Ovia Health’s clinical research team regularly conducts research to identify ways to improve women’s health and the healthcare experience. It’s critical to us that the research we conduct is not only evidence-based and clinically valid, but that it is also subjected to the same rigorous processes and standards that academic research is subject to.
One of the remarkable things about our clinical research is the reach we have. Traditional women’s health research typically amasses only a couple hundred participants, and draws conclusions from these relatively small samples. Ovia Health is able to conduct peer-reviewed, academic research with samples 1000x the size of those used in traditional research studies.
With digital technologies still gaining traction and to some extent still being viewed as untested,
Ovia Health’s clinical research team wanted to ensure that our digital data collection methodologies were validated in peer-reviewed literature and on par with traditional data collection methodologies like biospecimen sampling.
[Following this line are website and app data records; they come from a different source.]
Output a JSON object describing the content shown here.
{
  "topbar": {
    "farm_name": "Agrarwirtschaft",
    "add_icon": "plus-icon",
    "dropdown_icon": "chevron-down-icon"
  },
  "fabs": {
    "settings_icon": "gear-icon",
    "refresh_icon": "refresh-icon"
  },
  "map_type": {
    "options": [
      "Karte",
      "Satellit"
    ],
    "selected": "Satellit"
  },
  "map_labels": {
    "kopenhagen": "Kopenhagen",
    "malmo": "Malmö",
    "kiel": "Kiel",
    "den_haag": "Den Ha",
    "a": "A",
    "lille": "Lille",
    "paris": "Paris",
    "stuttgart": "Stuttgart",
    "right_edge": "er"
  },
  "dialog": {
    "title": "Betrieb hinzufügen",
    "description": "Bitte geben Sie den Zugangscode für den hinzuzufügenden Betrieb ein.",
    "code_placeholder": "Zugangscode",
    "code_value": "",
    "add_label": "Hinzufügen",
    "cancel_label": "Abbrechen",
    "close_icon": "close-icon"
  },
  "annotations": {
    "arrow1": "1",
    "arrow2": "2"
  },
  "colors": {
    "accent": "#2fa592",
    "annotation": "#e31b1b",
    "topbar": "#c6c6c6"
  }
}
To test this, our clinical team conducted a study that mirrored a landmark 1995 study by Wilcox et al. Wilcox’s groundbreaking research was published in the New England Journal of Medicine (NEJM) and helped to identify define the fertile window as the day of ovulation and the 5 days preceding it. Their sample size was 221 women who were planning to become pregnant. They asked each woman to keep a written diary of intercourse and to provide daily urine samples (used to identify the day of ovulation).
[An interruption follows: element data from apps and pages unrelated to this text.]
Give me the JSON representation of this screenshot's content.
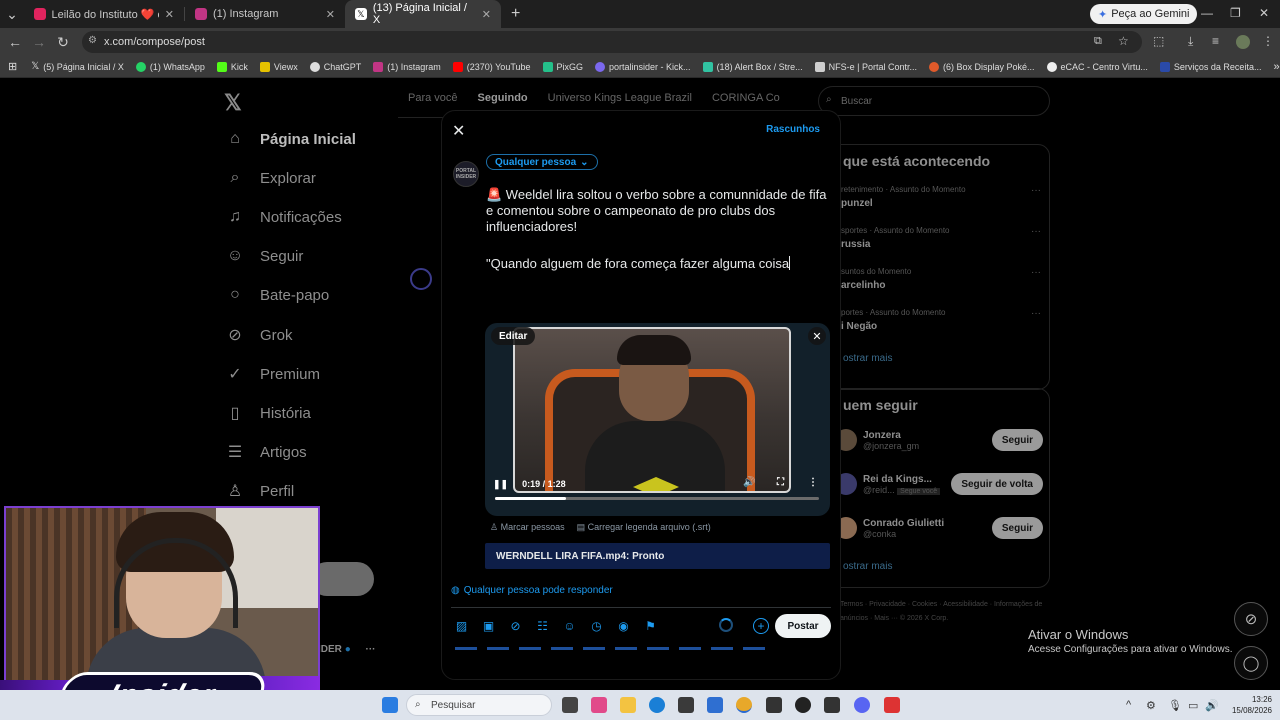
{
  "browser": {
    "tabs": [
      {
        "title": "Leilão do Instituto ❤️ e viagem",
        "active": false,
        "icon_color": "#e0245e"
      },
      {
        "title": "(1) Instagram",
        "active": false,
        "icon_color": "#c13584"
      },
      {
        "title": "(13) Página Inicial / X",
        "active": true,
        "icon_color": "#222222"
      }
    ],
    "gemini_label": "Peça ao Gemini",
    "url": "x.com/compose/post",
    "bookmarks": [
      "(5) Página Inicial / X",
      "(1) WhatsApp",
      "Kick",
      "Viewx",
      "ChatGPT",
      "(1) Instagram",
      "(2370) YouTube",
      "PixGG",
      "portalinsider - Kick...",
      "(18) Alert Box / Stre...",
      "NFS-e | Portal Contr...",
      "(6) Box Display Poké...",
      "eCAC - Centro Virtu...",
      "Serviços da Receita..."
    ]
  },
  "sidebar": {
    "items": [
      {
        "label": "Página Inicial",
        "icon": "home-icon"
      },
      {
        "label": "Explorar",
        "icon": "search-icon"
      },
      {
        "label": "Notificações",
        "icon": "bell-icon"
      },
      {
        "label": "Seguir",
        "icon": "person-add-icon"
      },
      {
        "label": "Bate-papo",
        "icon": "chat-icon"
      },
      {
        "label": "Grok",
        "icon": "grok-icon"
      },
      {
        "label": "Premium",
        "icon": "verified-icon"
      },
      {
        "label": "História",
        "icon": "bookmark-icon"
      },
      {
        "label": "Artigos",
        "icon": "article-icon"
      },
      {
        "label": "Perfil",
        "icon": "person-icon"
      }
    ],
    "profile_fragment": "IDER"
  },
  "feed": {
    "tabs": [
      "Para você",
      "Seguindo",
      "Universo Kings League Brazil",
      "CORINGA Co"
    ]
  },
  "right": {
    "search_placeholder": "Buscar",
    "trends_title": "que está acontecendo",
    "trends": [
      {
        "meta": "retenimento · Assunto do Momento",
        "name": "punzel"
      },
      {
        "meta": "sportes · Assunto do Momento",
        "name": "russia"
      },
      {
        "meta": "suntos do Momento",
        "name": "arcelinho"
      },
      {
        "meta": "portes · Assunto do Momento",
        "name": "i Negão"
      }
    ],
    "show_more": "ostrar mais",
    "follow_title": "uem seguir",
    "follow": [
      {
        "name": "Jonzera",
        "handle": "@jonzera_gm",
        "button": "Seguir"
      },
      {
        "name": "Rei da Kings...",
        "handle": "@reid...",
        "extra": "Segue você",
        "button": "Seguir de volta"
      },
      {
        "name": "Conrado Giulietti",
        "handle": "@conka",
        "button": "Seguir"
      }
    ],
    "show_more_2": "ostrar mais",
    "footer": "Termos · Privacidade · Cookies · Acessibilidade · Informações de anúncios · Mais ··· © 2026 X Corp."
  },
  "compose": {
    "drafts_label": "Rascunhos",
    "avatar_text": "PORTAL INSIDER",
    "audience_label": "Qualquer pessoa",
    "text_line1": "🚨 Weeldel lira soltou o verbo sobre a comunnidade de fifa e comentou sobre o campeonato de pro clubs dos influenciadores!",
    "text_line2": "\"Quando alguem de fora começa fazer alguma coisa",
    "edit_label": "Editar",
    "video_time": "0:19 / 1:28",
    "video_progress": 0.22,
    "tag_people": "Marcar pessoas",
    "caption_upload": "Carregar legenda arquivo (.srt)",
    "upload_status": "WERNDELL LIRA FIFA.mp4: Pronto",
    "reply_scope": "Qualquer pessoa pode responder",
    "post_label": "Postar"
  },
  "overlay": {
    "brand": "Insider"
  },
  "windows": {
    "activate_title": "Ativar o Windows",
    "activate_sub": "Acesse Configurações para ativar o Windows.",
    "taskbar_search": "Pesquisar",
    "time": "13:26",
    "date": "15/08/2026"
  },
  "colors": {
    "accent": "#1d9bf0",
    "overlay_border": "#7b3fd0"
  }
}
Since then, countless works have been published based on this definition of the fertile window. However, Wilcox's work has never been replicated because it is incredibly time consuming and expensive to ask hundreds of women to provide daily urine samples.
Ovia Health, however, had the ability to replicate this study. Using data from nearly 99,000 women — amounting to more than a quarter of a million menstrual cycles — Ovia’s clinical research team replicated Wilcox's work and tested whether these findings from more than two decades ago still hold up.
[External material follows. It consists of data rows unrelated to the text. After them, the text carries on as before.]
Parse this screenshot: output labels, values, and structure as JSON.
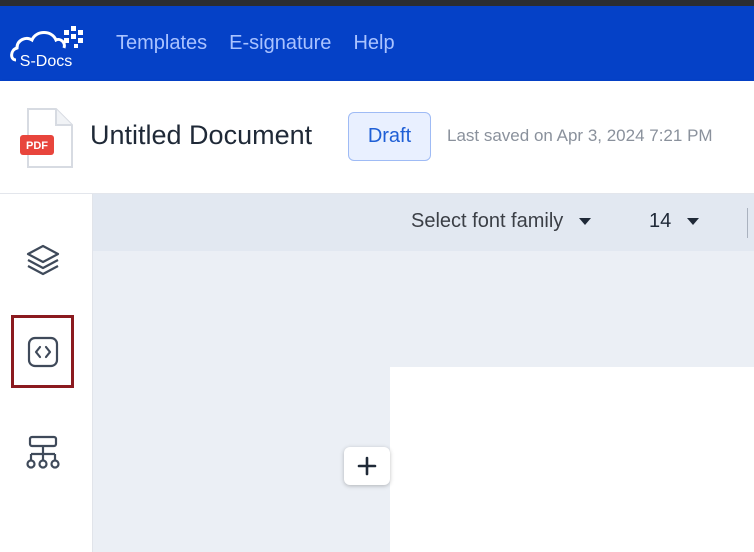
{
  "app": {
    "logo_text": "S-Docs",
    "brand_color": "#0541c7"
  },
  "nav": {
    "items": [
      {
        "label": "Templates"
      },
      {
        "label": "E-signature"
      },
      {
        "label": "Help"
      }
    ]
  },
  "document": {
    "file_icon_label": "PDF",
    "title": "Untitled Document",
    "status": "Draft",
    "last_saved": "Last saved on Apr 3, 2024 7:21 PM"
  },
  "sidebar": {
    "items": [
      {
        "icon": "layers-icon",
        "selected": false
      },
      {
        "icon": "code-icon",
        "selected": true,
        "highlight_color": "#8b1a1f"
      },
      {
        "icon": "hierarchy-icon",
        "selected": false
      }
    ]
  },
  "toolbar": {
    "font_family": "Select font family",
    "font_size": "14"
  },
  "canvas": {
    "add_icon": "plus-icon"
  }
}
Our team found that they do.
The results from our study were just published in the industry-leading publication Fertility and Sterility. The results found mirrored Wilcox’s findings, including daily probability of conception, relative to the fertile window. Our research also examined symptoms known to be associated with ovulation (e.g., cramping, cervical mucus consistency, etc.) and the results were consistent with current clinical understand. The main difference between our paper and Wilcox’s paper was which day of the fertile window has the highest probability of conception. According to Wilcox’s data, it's the day of ovulation itself. According to Ovia’s data, it's the day prior to ovulation. There have been countless papers for the last few decades arguing one day or the other, but none with a sample of this size.
What does this mean? This means that research that leverages digital methods of collecting data are just as accurate as traditional methods, and because digital methods allow researchers to have larger sample sizes, the data found from research conducted this way contributes important new information to women’s health literature. This will impact women’s health research for years to come, and will help researchers study and improve women’s health on a much larger scale.
To read more about this research, click here.